Mockingjay is often grimmer than the previous books, and Collins makes a couple of somewhat bold plot decisions (for the YA genre). However, while Collins knows how to keep the reader turning the pages, the story itself often lacks focus. Much of the book features Katniss involved in events of only peripheral importance, and a number of important story elements are not well developed, even if they are resolved satisfactorily.
In Mockingjay, Collins attempts to draw a contrast between Gale’s embrace of no-holds-barred warfare and Katniss’s reservations. Yet her attitude is inconsistent with her actions in all three books, and it rings distinctly false.
In the context of street warfare, the Capitol’s Games-style booby traps feel silly and impractical. And the book’s ending, in addition to fizzling abruptly, feels somewhat contrived and arbitrary. A very deliberate suspension of belief is required in a number of places.
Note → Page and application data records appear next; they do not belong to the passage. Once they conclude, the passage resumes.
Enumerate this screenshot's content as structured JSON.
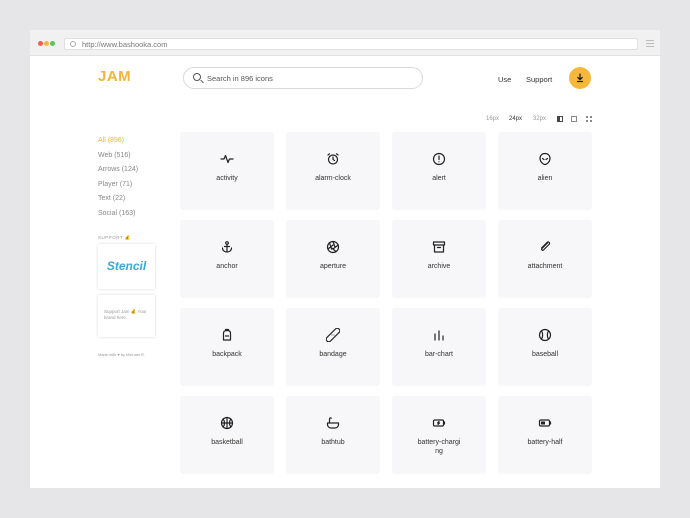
{
  "browser": {
    "url": "http://www.bashooka.com"
  },
  "header": {
    "logo": "JAM",
    "search_placeholder": "Search in 896 icons",
    "nav": {
      "use": "Use",
      "support": "Support"
    },
    "download_icon": "download-icon"
  },
  "toolbar": {
    "sizes": [
      "16px",
      "24px",
      "32px"
    ],
    "selected_size": "24px",
    "view_icons": [
      "grid-small-icon",
      "square-icon",
      "grid-icon"
    ]
  },
  "sidebar": {
    "categories": [
      {
        "label": "All (896)",
        "active": true
      },
      {
        "label": "Web (516)",
        "active": false
      },
      {
        "label": "Arrows (124)",
        "active": false
      },
      {
        "label": "Player (71)",
        "active": false
      },
      {
        "label": "Text (22)",
        "active": false
      },
      {
        "label": "Social (163)",
        "active": false
      }
    ],
    "support_label": "SUPPORT 💰",
    "ad_stencil": "Stencil",
    "ad_jam": "Support Jam 💰 Your brand here.",
    "footer": "Made with ♥ by Michael R."
  },
  "icons": [
    {
      "name": "activity",
      "icon": "activity-icon"
    },
    {
      "name": "alarm-clock",
      "icon": "alarm-clock-icon"
    },
    {
      "name": "alert",
      "icon": "alert-icon"
    },
    {
      "name": "alien",
      "icon": "alien-icon"
    },
    {
      "name": "anchor",
      "icon": "anchor-icon"
    },
    {
      "name": "aperture",
      "icon": "aperture-icon"
    },
    {
      "name": "archive",
      "icon": "archive-icon"
    },
    {
      "name": "attachment",
      "icon": "attachment-icon"
    },
    {
      "name": "backpack",
      "icon": "backpack-icon"
    },
    {
      "name": "bandage",
      "icon": "bandage-icon"
    },
    {
      "name": "bar-chart",
      "icon": "bar-chart-icon"
    },
    {
      "name": "baseball",
      "icon": "baseball-icon"
    },
    {
      "name": "basketball",
      "icon": "basketball-icon"
    },
    {
      "name": "bathtub",
      "icon": "bathtub-icon"
    },
    {
      "name": "battery-charging",
      "icon": "battery-charging-icon"
    },
    {
      "name": "battery-half",
      "icon": "battery-half-icon"
    }
  ],
  "colors": {
    "accent": "#f2b43c",
    "card_bg": "#f7f7f9"
  }
}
Collins finally gives Katniss some substantial emotional reflection and explores just how damaged she is. However, this self-examination is focused on what Katniss has lost and almost completely ignores what she has done, which may make the reader feel that Katniss has not learned anything (especially the messages Collins seems to be trying to present to the reader) nor evolved substantially as a character. But Collins lowered the bar for herself in this regard in the previous books, and it’s better than nothing.
In the end, Mockingjay is an under-developed but reasonably entertaining and generally satisfying conclusion to the series, held back by the telling rather than the story.